=== Work to complete ===
What's needed is the listing below, repeated word for word with no pictures.

START Provided information

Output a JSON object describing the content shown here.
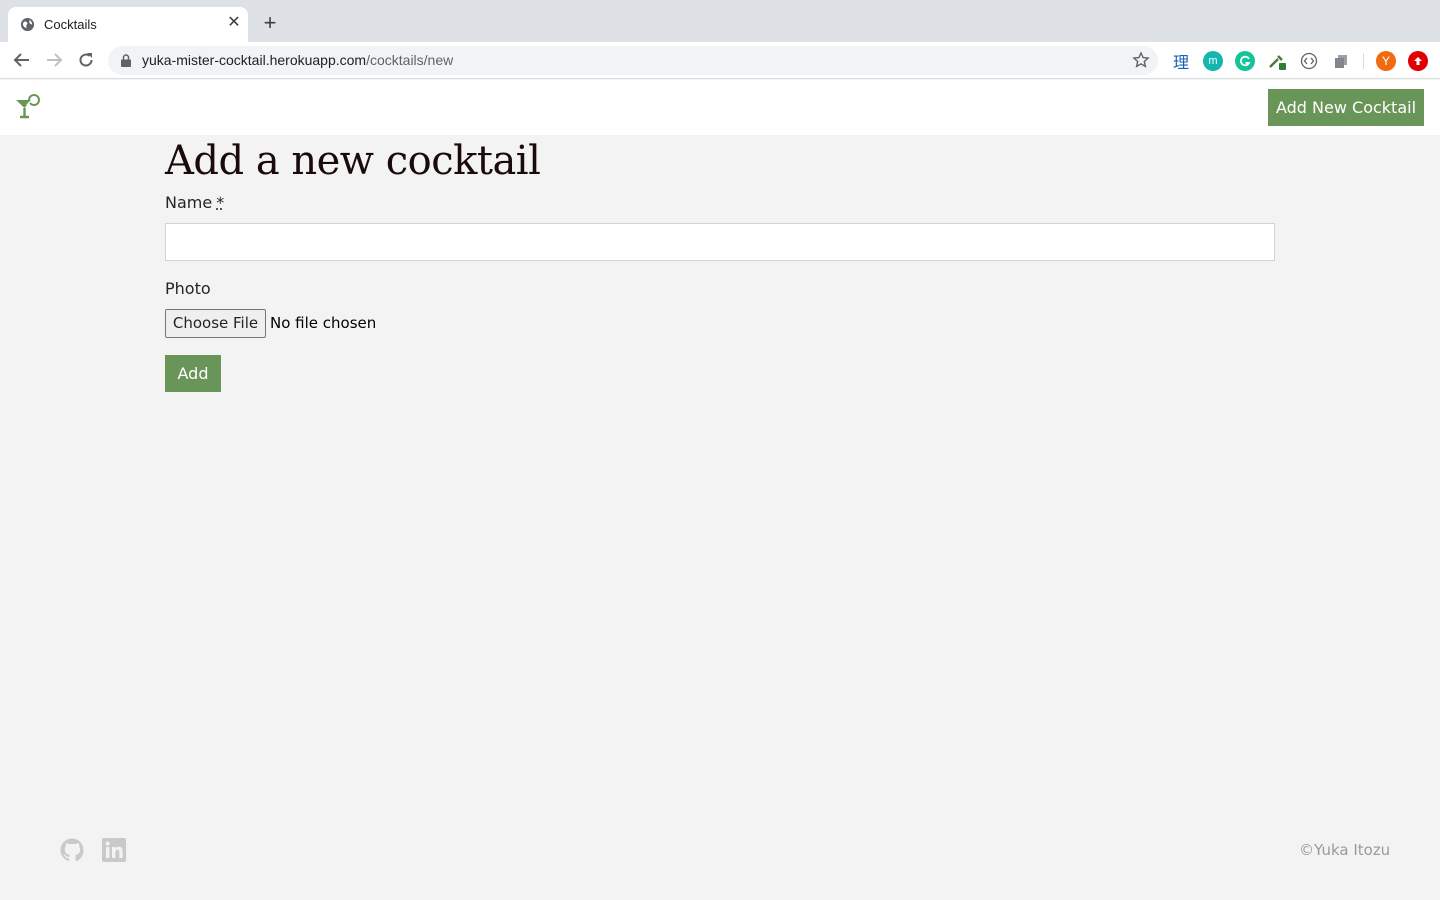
{
  "browser": {
    "tab_title": "Cocktails",
    "tab_close": "✕",
    "new_tab": "+",
    "url_host": "yuka-mister-cocktail.herokuapp.com",
    "url_path": "/cocktails/new",
    "profile_initial": "Y",
    "ext_m": "m",
    "ext_kanji": "理"
  },
  "navbar": {
    "add_new_label": "Add New Cocktail"
  },
  "form": {
    "heading": "Add a new cocktail",
    "name_label": "Name",
    "required_mark": "*",
    "name_value": "",
    "photo_label": "Photo",
    "choose_file_label": "Choose File",
    "file_status": "No file chosen",
    "submit_label": "Add"
  },
  "footer": {
    "copyright": "©Yuka Itozu"
  },
  "colors": {
    "accent": "#6a9559",
    "page_bg": "#f3f3f3"
  }
}
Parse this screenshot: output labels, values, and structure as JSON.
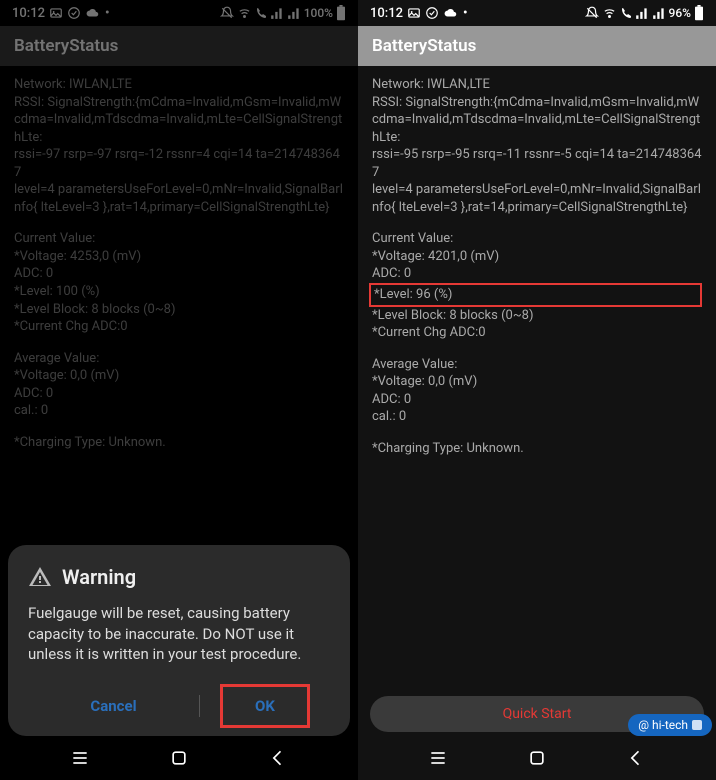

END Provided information

=== Result ===
Output a JSON object describing the content shown here.
{
  "browser": {
    "tab_title": "Cocktails",
    "tab_close": "✕",
    "new_tab": "+",
    "url_host": "yuka-mister-cocktail.herokuapp.com",
    "url_path": "/cocktails/new",
    "profile_initial": "Y",
    "ext_m": "m",
    "ext_kanji": "理"
  },
  "navbar": {
    "add_new_label": "Add New Cocktail"
  },
  "form": {
    "heading": "Add a new cocktail",
    "name_label": "Name",
    "required_mark": "*",
    "name_value": "",
    "photo_label": "Photo",
    "choose_file_label": "Choose File",
    "file_status": "No file chosen",
    "submit_label": "Add"
  },
  "footer": {
    "copyright": "©Yuka Itozu"
  },
  "colors": {
    "accent": "#6a9559",
    "page_bg": "#f3f3f3"
  }
}
Parse this screenshot: output labels, values, and structure as JSON.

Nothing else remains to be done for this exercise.